I remember I deleted my twitter back in the day, before being Lizzo or verified — this was back when it was Lizzo Music or whatever weird thing I had. I was tweeting these diary entry posts from my mind, basically — pretty angst-y stuff and subtweeting a lot, putting tweets out to someone who I knew would see it. It was so gross; I deleted it and the only reason I got it back was because of music. And Instagram I refused — I was like “I am NOT going to get an Instagram, I don’t want one of those.” Everyone was like [silly voice] “but Instagram is so cool!” And then I had this idea to be a food blogger — I just wanted to be a food critic so I could get free food — and I made @LizzoBeEating because that was going to be my food blog, and that was the only way I was going to Instagram. I’m taking pictures of food, writing really good reviews, and then I can start eating for free. [laughs]

Your debut album via Atlantic Records is in the works right now — how far along are you with that?

We’re solid, man. We just had a “come to Jesus” meeting this week and we were like “woah, we’ve got some really good music here.” We’re starting to take photos and we’re starting to really master the music, and it’s like, time. It’s coming along, but the cool thing about my experience as an artist is that nothing is ever rushed or thrown together — everything is treated really, really gingerly [and] with patience. Like I was telling you, on Coconut Oil, I had all this strength, and this is going to be very vulnerable — vulnerable but strong, because I created that foundation of strength in Coconut Oil.

Are any of the song from Coconut Oil or your prior releases going to be on the album, or is it going to be 100 percent stuff no one has heard before?

I think in the classic EP fashion, we might throw some of the [Coconut Oil] favorites on the album because there are just some songs that deserve a replay. But it’s mostly new songs.

I’m so excited and so nervous. I just want it to do well and people to love it and I just want to be able to perform these songs — everywhere!

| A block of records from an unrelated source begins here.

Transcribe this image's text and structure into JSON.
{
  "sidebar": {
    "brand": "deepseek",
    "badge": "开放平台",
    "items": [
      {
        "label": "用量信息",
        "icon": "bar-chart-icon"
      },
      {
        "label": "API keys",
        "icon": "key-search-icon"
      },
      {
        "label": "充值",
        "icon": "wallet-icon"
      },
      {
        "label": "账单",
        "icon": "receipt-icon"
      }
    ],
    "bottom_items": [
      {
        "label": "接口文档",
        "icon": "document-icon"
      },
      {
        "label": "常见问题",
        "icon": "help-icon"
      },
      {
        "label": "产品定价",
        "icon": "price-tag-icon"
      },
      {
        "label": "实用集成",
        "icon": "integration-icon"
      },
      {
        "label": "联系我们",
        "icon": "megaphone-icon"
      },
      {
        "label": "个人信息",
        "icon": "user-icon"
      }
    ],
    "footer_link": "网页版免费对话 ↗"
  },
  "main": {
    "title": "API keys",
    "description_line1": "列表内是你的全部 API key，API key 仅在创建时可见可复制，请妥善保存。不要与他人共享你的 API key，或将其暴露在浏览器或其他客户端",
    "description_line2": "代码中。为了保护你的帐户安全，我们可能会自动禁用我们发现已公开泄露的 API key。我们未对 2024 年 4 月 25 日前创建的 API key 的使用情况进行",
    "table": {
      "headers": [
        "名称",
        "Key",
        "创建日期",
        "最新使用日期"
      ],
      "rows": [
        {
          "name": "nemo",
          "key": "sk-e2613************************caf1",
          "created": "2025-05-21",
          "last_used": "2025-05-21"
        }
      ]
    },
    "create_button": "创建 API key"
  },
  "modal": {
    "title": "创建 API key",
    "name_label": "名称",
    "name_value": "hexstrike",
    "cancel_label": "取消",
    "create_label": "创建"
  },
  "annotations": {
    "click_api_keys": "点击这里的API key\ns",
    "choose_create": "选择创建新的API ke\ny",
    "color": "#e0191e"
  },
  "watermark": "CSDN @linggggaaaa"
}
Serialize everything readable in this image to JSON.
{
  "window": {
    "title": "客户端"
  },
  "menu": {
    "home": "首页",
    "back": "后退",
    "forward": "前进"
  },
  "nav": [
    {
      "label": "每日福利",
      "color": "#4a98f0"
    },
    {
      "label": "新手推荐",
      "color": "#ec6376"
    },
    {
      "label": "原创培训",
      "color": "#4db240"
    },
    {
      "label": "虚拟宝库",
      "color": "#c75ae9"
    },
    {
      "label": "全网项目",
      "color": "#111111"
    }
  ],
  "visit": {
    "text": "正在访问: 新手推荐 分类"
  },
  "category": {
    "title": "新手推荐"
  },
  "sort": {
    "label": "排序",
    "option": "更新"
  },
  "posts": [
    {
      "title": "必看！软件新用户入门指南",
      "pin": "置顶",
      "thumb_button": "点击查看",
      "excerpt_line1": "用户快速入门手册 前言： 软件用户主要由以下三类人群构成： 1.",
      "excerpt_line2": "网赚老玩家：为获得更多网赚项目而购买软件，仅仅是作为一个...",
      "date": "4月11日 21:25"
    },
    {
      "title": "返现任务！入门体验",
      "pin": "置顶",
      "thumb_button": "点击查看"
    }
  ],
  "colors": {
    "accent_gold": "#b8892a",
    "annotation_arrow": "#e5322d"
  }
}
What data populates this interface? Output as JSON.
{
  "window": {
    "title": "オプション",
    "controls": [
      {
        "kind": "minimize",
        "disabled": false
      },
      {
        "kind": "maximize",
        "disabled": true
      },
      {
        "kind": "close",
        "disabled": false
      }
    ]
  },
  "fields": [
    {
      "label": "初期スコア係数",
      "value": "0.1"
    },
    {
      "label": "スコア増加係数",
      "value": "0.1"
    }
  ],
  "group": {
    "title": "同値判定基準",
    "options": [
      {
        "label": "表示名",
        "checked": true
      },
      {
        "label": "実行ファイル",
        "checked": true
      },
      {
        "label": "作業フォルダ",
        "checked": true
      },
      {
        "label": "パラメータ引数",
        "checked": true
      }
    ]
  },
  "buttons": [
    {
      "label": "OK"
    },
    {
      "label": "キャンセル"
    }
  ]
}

LIZZO + BROOKE CANDY :: Saturday, June 17 at The Paradise Rock Club, 967 Commonwealth Ave. in Boston, MA :: 8 p.m., 18-plus, $18 :: Advance tickets :: Featured photo by Jabari Jacobs